Takamura, M.; Udo, K.; Sato, M., and Takahashi, K., 2016. Analysis of Coastal Erosion due to the 2011 Great East Japan Tsunami and Its Recovery Using Ground Penetrating Radar Data. In: Vila-Concejo, A.; Bruce, E.; Kennedy, D.M., and McCarroll, R.J. (eds.), Proceedings of the 14th International Coastal Symposium (Sydney, Australia). Journal of Coastal Research, Special Issue, No. 75, pp. 477–481. Coconut Creek (Florida), ISSN 0749-0208.

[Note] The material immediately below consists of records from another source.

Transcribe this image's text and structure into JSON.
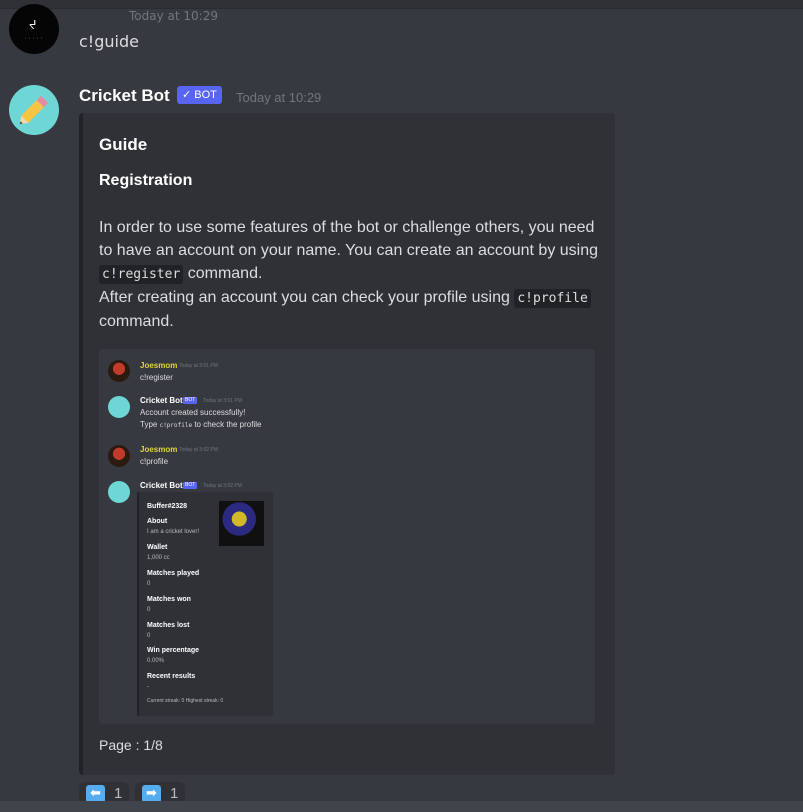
{
  "previous_message": {
    "timestamp": "Today at 10:29",
    "text": "c!guide"
  },
  "bot_message": {
    "author": "Cricket Bot",
    "tag": "✓ BOT",
    "timestamp": "Today at 10:29",
    "embed": {
      "title": "Guide",
      "field_name": "Registration",
      "desc_part1": "In order to use some features of the bot or challenge others, you need to have an account on your name. You can create an account by using ",
      "code_register": "c!register",
      "desc_part2": " command.",
      "desc_part3": "After creating an account you can check your profile using ",
      "code_profile": "c!profile",
      "desc_part4": " command.",
      "footer": "Page : 1/8"
    }
  },
  "inner_screenshot": {
    "msg1": {
      "author": "Joesmom",
      "time": "Today at 3:01 PM",
      "text": "c!register"
    },
    "msg2": {
      "author": "Cricket Bot",
      "tag": "BOT",
      "time": "Today at 3:01 PM",
      "line1": "Account created successfully!",
      "line2_a": "Type ",
      "line2_code": "c!profile",
      "line2_b": " to check the profile"
    },
    "msg3": {
      "author": "Joesmom",
      "time": "Today at 3:02 PM",
      "text": "c!profile"
    },
    "msg4": {
      "author": "Cricket Bot",
      "tag": "BOT",
      "time": "Today at 3:02 PM"
    },
    "profile": {
      "name": "Buffer#2328",
      "about_label": "About",
      "about_value": "I am a cricket lover!",
      "wallet_label": "Wallet",
      "wallet_value": "1,000 cc",
      "played_label": "Matches played",
      "played_value": "0",
      "won_label": "Matches won",
      "won_value": "0",
      "lost_label": "Matches lost",
      "lost_value": "0",
      "winpct_label": "Win percentage",
      "winpct_value": "0.00%",
      "recent_label": "Recent results",
      "recent_value": "-",
      "streak": "Current streak: 0  Highest streak: 0"
    }
  },
  "reactions": [
    {
      "icon": "left-arrow-icon",
      "symbol": "⬅",
      "count": "1",
      "color": "#55acee"
    },
    {
      "icon": "right-arrow-icon",
      "symbol": "➡",
      "count": "1",
      "color": "#55acee"
    }
  ]
}
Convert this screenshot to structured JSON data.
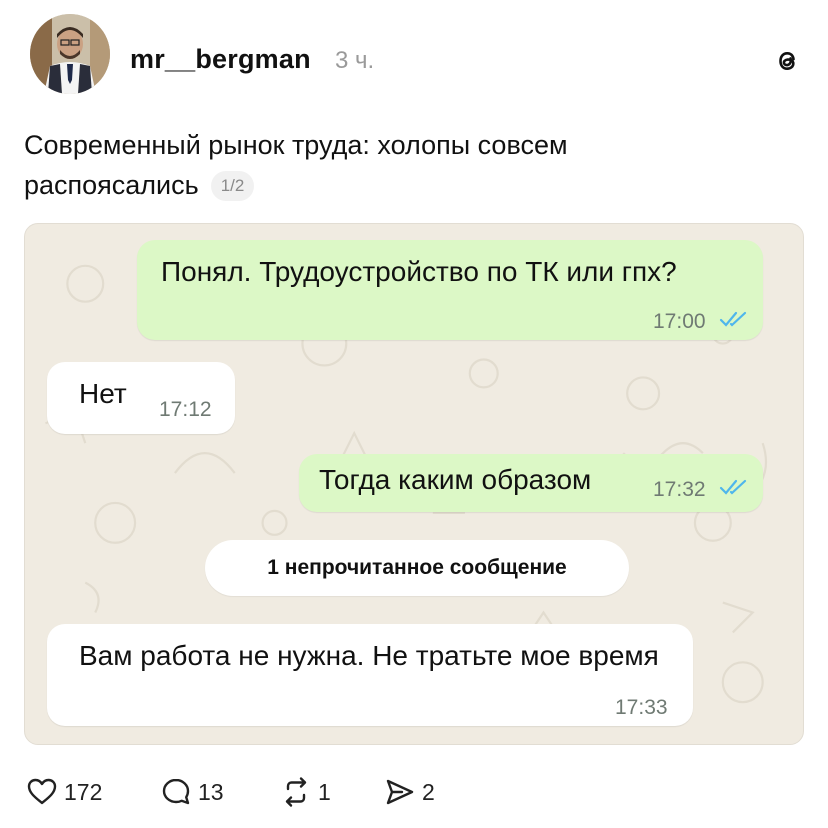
{
  "post": {
    "username": "mr__bergman",
    "time_ago": "3 ч.",
    "caption": "Современный рынок труда: холопы совсем распоясались",
    "page_counter": "1/2"
  },
  "chat": {
    "messages": [
      {
        "direction": "out",
        "text": "Понял. Трудоустройство по ТК или гпх?",
        "time": "17:00",
        "read": true
      },
      {
        "direction": "in",
        "text": "Нет",
        "time": "17:12"
      },
      {
        "direction": "out",
        "text": "Тогда каким образом",
        "time": "17:32",
        "read": true
      },
      {
        "direction": "in",
        "text": "Вам работа не нужна. Не тратьте мое время",
        "time": "17:33"
      }
    ],
    "unread_banner": "1 непрочитанное сообщение",
    "colors": {
      "outgoing": "#dcf8c6",
      "incoming": "#ffffff",
      "read_ticks": "#4fb6ec",
      "wallpaper": "#f0ebe1"
    }
  },
  "actions": {
    "likes": "172",
    "comments": "13",
    "reposts": "1",
    "shares": "2"
  },
  "icons": [
    "avatar-photo",
    "threads-logo-icon",
    "heart-icon",
    "comment-icon",
    "repost-icon",
    "share-icon",
    "double-check-icon"
  ]
}
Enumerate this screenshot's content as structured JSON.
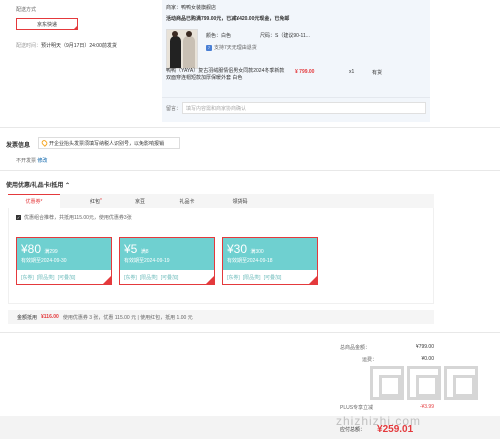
{
  "shipping": {
    "label": "配送方式",
    "method": "京东快递",
    "time_label": "配送时间：",
    "time_value": "预计明天（9月17日）24:00前发货"
  },
  "order": {
    "shop": "商家：鸭鸭女装旗舰店",
    "promo": "活动商品已购满799.00元，已减¥420.00元现金，已免邮",
    "color": "颜色：白色",
    "size": "尺码：S（建议90-11...",
    "return_note": "支持7天无理由退货",
    "return_icon": "7",
    "item_name": "鸭鸭（YAYA）复古羽绒服情侣男女同款2024冬季新款双面穿连帽短款加厚保暖外套 白色",
    "price": "¥ 799.00",
    "qty": "x1",
    "stock": "有货",
    "note_label": "留言：",
    "note_placeholder": "填写内容需和商家协商确认"
  },
  "invoice": {
    "title": "发票信息",
    "tip": "开企业抬头发票须填写纳税人识别号，以免影响报销",
    "status": "不开发票",
    "edit": "修改"
  },
  "coupons": {
    "title": "使用优惠/礼品卡/抵用",
    "tabs": [
      {
        "label": "优惠券",
        "star": "*"
      },
      {
        "label": "红包",
        "star": "*"
      },
      {
        "label": "京豆",
        "star": ""
      },
      {
        "label": "礼品卡",
        "star": ""
      },
      {
        "label": "领货码",
        "star": ""
      }
    ],
    "combo_note": "优惠组合推荐，共抵用115.00元，使用优惠券3张",
    "cards": [
      {
        "amount": "¥80",
        "cond": "满299",
        "valid": "有效期至2024-09-30",
        "tags": [
          "[东券]",
          "[限品类]",
          "[可叠加]"
        ]
      },
      {
        "amount": "¥5",
        "cond": "满8",
        "valid": "有效期至2024-09-19",
        "tags": [
          "[东券]",
          "[限品类]",
          "[可叠加]"
        ]
      },
      {
        "amount": "¥30",
        "cond": "满300",
        "valid": "有效期至2024-09-18",
        "tags": [
          "[东券]",
          "[限品类]",
          "[可叠加]"
        ]
      }
    ],
    "sum_label": "金额抵用",
    "sum_value": "¥116.00",
    "sum_detail": "使用优惠券 3 张，优惠 115.00 元 | 使用红包，抵用 1.00 元"
  },
  "totals": {
    "rows": [
      {
        "label": "总商品金额：",
        "value": "¥799.00"
      },
      {
        "label": "运费：",
        "value": "¥0.00"
      }
    ],
    "plus_label": "PLUS专享立减",
    "plus_value": "-¥3.99",
    "payable_label": "应付总额：",
    "payable_value": "¥259.01"
  },
  "watermark": {
    "text": "zhizhizhi.com"
  }
}
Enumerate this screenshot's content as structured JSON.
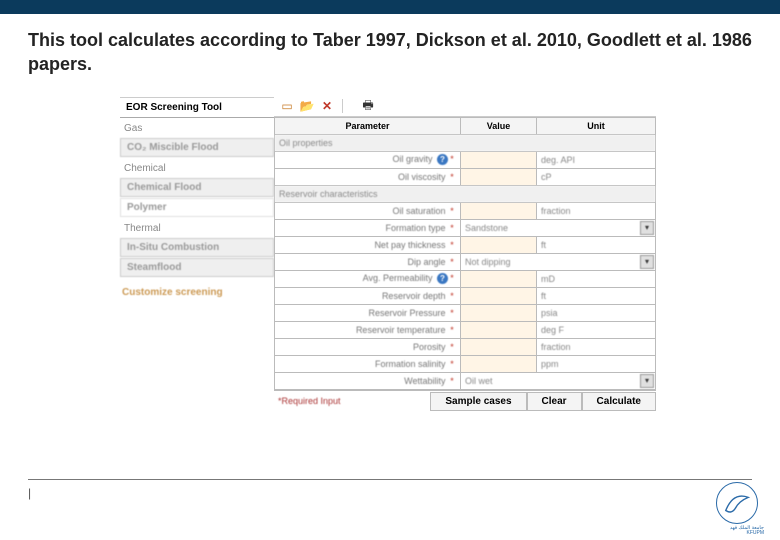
{
  "title": "This tool calculates according to Taber 1997, Dickson et al. 2010, Goodlett et al. 1986 papers.",
  "sidebar": {
    "header": "EOR Screening Tool",
    "groups": [
      {
        "label": "Gas",
        "items": [
          "CO₂ Miscible Flood"
        ]
      },
      {
        "label": "Chemical",
        "items": [
          "Chemical Flood",
          "Polymer"
        ]
      },
      {
        "label": "Thermal",
        "items": [
          "In-Situ Combustion",
          "Steamflood"
        ]
      }
    ],
    "customize": "Customize screening"
  },
  "toolbar": {
    "new_icon": "▢",
    "open_icon": "📂",
    "delete_icon": "✕",
    "print_icon": "🖶"
  },
  "columns": {
    "param": "Parameter",
    "value": "Value",
    "unit": "Unit"
  },
  "sections": [
    {
      "title": "Oil properties",
      "rows": [
        {
          "label": "Oil gravity",
          "help": true,
          "req": true,
          "unit": "deg. API"
        },
        {
          "label": "Oil viscosity",
          "req": true,
          "unit": "cP"
        }
      ]
    },
    {
      "title": "Reservoir characteristics",
      "rows": [
        {
          "label": "Oil saturation",
          "req": true,
          "unit": "fraction"
        },
        {
          "label": "Formation type",
          "req": true,
          "dropdown": "Sandstone"
        },
        {
          "label": "Net pay thickness",
          "req": true,
          "unit": "ft"
        },
        {
          "label": "Dip angle",
          "req": true,
          "dropdown": "Not dipping"
        },
        {
          "label": "Avg. Permeability",
          "help": true,
          "req": true,
          "unit": "mD"
        },
        {
          "label": "Reservoir depth",
          "req": true,
          "unit": "ft"
        },
        {
          "label": "Reservoir Pressure",
          "req": true,
          "unit": "psia"
        },
        {
          "label": "Reservoir temperature",
          "req": true,
          "unit": "deg F"
        },
        {
          "label": "Porosity",
          "req": true,
          "unit": "fraction"
        },
        {
          "label": "Formation salinity",
          "req": true,
          "unit": "ppm"
        },
        {
          "label": "Wettability",
          "req": true,
          "dropdown": "Oil wet"
        }
      ]
    }
  ],
  "required_note": "*Required Input",
  "actions": {
    "sample": "Sample cases",
    "clear": "Clear",
    "calc": "Calculate"
  },
  "page_mark": "|"
}
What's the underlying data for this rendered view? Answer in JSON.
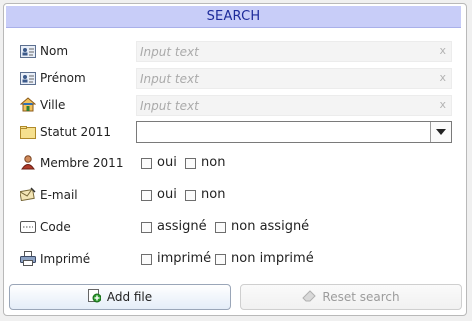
{
  "header": {
    "title": "SEARCH"
  },
  "fields": {
    "nom": {
      "label": "Nom",
      "placeholder": "Input text",
      "clear": "x"
    },
    "prenom": {
      "label": "Prénom",
      "placeholder": "Input text",
      "clear": "x"
    },
    "ville": {
      "label": "Ville",
      "placeholder": "Input text",
      "clear": "x"
    }
  },
  "statut": {
    "label": "Statut 2011",
    "value": ""
  },
  "membre": {
    "label": "Membre 2011",
    "options": [
      "oui",
      "non"
    ]
  },
  "email": {
    "label": "E-mail",
    "options": [
      "oui",
      "non"
    ]
  },
  "code": {
    "label": "Code",
    "options": [
      "assigné",
      "non assigné"
    ]
  },
  "imprime": {
    "label": "Imprimé",
    "options": [
      "imprimé",
      "non imprimé"
    ]
  },
  "buttons": {
    "add": "Add file",
    "reset": "Reset search"
  },
  "colors": {
    "header_bg": "#c8cdf8",
    "header_text": "#1d2a9a"
  }
}
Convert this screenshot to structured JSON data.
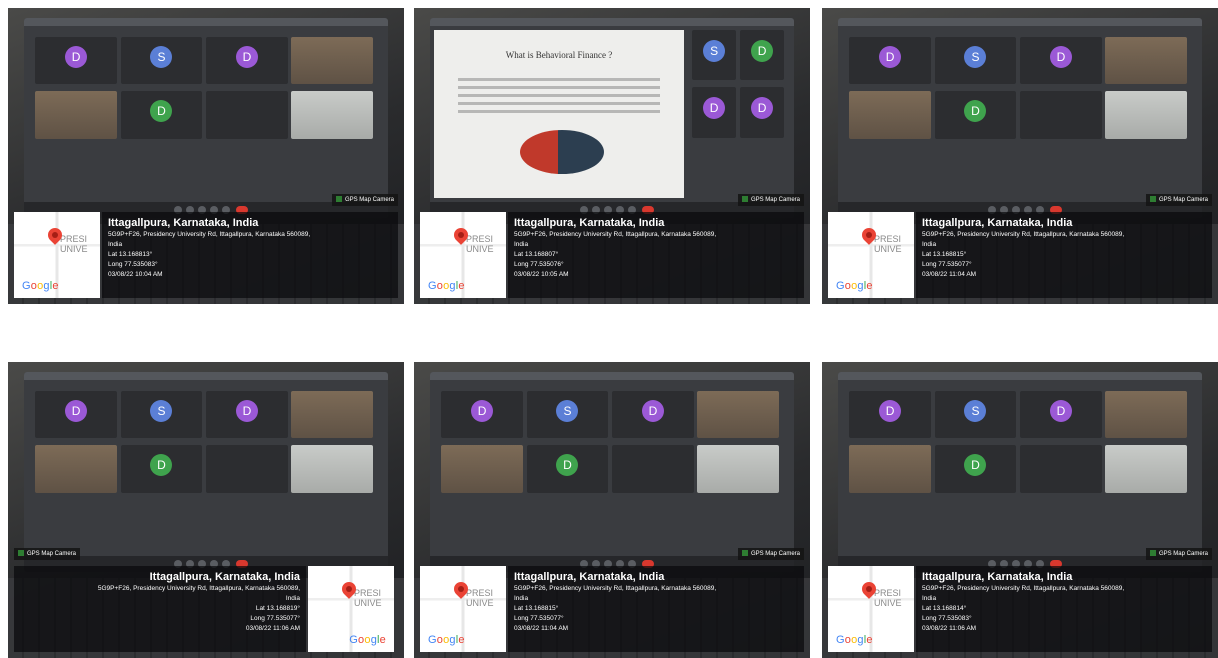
{
  "photos": [
    {
      "scene": "grid",
      "gps_tag": "GPS Map Camera",
      "map_place": "PRESI\nUNIVE",
      "google": "Google",
      "location_title": "Ittagallpura, Karnataka, India",
      "address": "5G9P+F26, Presidency University Rd, Ittagallpura, Karnataka 560089,",
      "country": "India",
      "lat": "Lat 13.168813°",
      "long": "Long 77.535083°",
      "datetime": "03/08/22 10:04 AM"
    },
    {
      "scene": "slide",
      "slide_title": "What is Behavioral Finance ?",
      "gps_tag": "GPS Map Camera",
      "map_place": "PRESI\nUNIVE",
      "google": "Google",
      "location_title": "Ittagallpura, Karnataka, India",
      "address": "5G9P+F26, Presidency University Rd, Ittagallpura, Karnataka 560089,",
      "country": "India",
      "lat": "Lat 13.168807°",
      "long": "Long 77.535076°",
      "datetime": "03/08/22 10:05 AM"
    },
    {
      "scene": "grid",
      "gps_tag": "GPS Map Camera",
      "map_place": "PRESI\nUNIVE",
      "google": "Google",
      "location_title": "Ittagallpura, Karnataka, India",
      "address": "5G9P+F26, Presidency University Rd, Ittagallpura, Karnataka 560089,",
      "country": "India",
      "lat": "Lat 13.168815°",
      "long": "Long 77.535077°",
      "datetime": "03/08/22 11:04 AM"
    },
    {
      "scene": "grid",
      "mirrored": true,
      "gps_tag": "GPS Map Camera",
      "map_place": "PRESI\nUNIVE",
      "google": "Google",
      "location_title": "Ittagallpura, Karnataka, India",
      "address": "5G9P+F26, Presidency University Rd, Ittagallpura, Karnataka 560089,",
      "country": "India",
      "lat": "Lat 13.168819°",
      "long": "Long 77.535077°",
      "datetime": "03/08/22 11:06 AM"
    },
    {
      "scene": "grid",
      "gps_tag": "GPS Map Camera",
      "map_place": "PRESI\nUNIVE",
      "google": "Google",
      "location_title": "Ittagallpura, Karnataka, India",
      "address": "5G9P+F26, Presidency University Rd, Ittagallpura, Karnataka 560089,",
      "country": "India",
      "lat": "Lat 13.168815°",
      "long": "Long 77.535077°",
      "datetime": "03/08/22 11:04 AM"
    },
    {
      "scene": "grid",
      "gps_tag": "GPS Map Camera",
      "map_place": "PRESI\nUNIVE",
      "google": "Google",
      "location_title": "Ittagallpura, Karnataka, India",
      "address": "5G9P+F26, Presidency University Rd, Ittagallpura, Karnataka 560089,",
      "country": "India",
      "lat": "Lat 13.168814°",
      "long": "Long 77.535083°",
      "datetime": "03/08/22 11:06 AM"
    }
  ],
  "colors": {
    "map_pin": "#ea4335",
    "gps_icon": "#2e7d32",
    "avatar_blue": "#5b7fd6",
    "avatar_green": "#3fa34d",
    "avatar_purple": "#9b59d6",
    "avatar_teal": "#3c9c9a",
    "hangup_red": "#d9382e"
  },
  "icons": {
    "map": "map-pin-icon",
    "gps": "gps-camera-icon"
  }
}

The 2011 Great East Japan Tsunami caused severe beach erosion along the Pacific coast. Eroded beaches began to recover rapidly after the tsunami, but the rate of beach recovery declined recently. We conducted a ground-penetrating radar (GPR) and borehole survey at Yamamoto Beach, which was eroded by the 2011 tsunami, to understand the tsunami recovery process using a new method that combines GPR, satellite images or aerial photographs, and tidal data. We compared reflective surfaces with geological layers observed using the GPR and borehole survey, respectively, to investigate the relationship between the recovery process data obtained from the proposed method and the actual underground structure. The result of the GPR survey at Yamamoto Beach suggests that the estimated profiles from April 4, 2011 to November 2012 maintain a gradient ranging 0.05–0.13 and that recovery speed decelerated with time after the tsunami. The sedimentary structure after November 2012 differs from the previous structure as a result of levee construction. Boundaries formed by a layer between the sand and the sand with gravel layers were observed and found to be nearly consistent with the GPR reflection planes. GPR results identified differences in the water content ratio between the layers owing to changes in grain size. Moreover, GPR reflections appear where layer boundaries are not observed. This also suggests that GPR is capable of recording differences in soil properties that cannot be identified visually.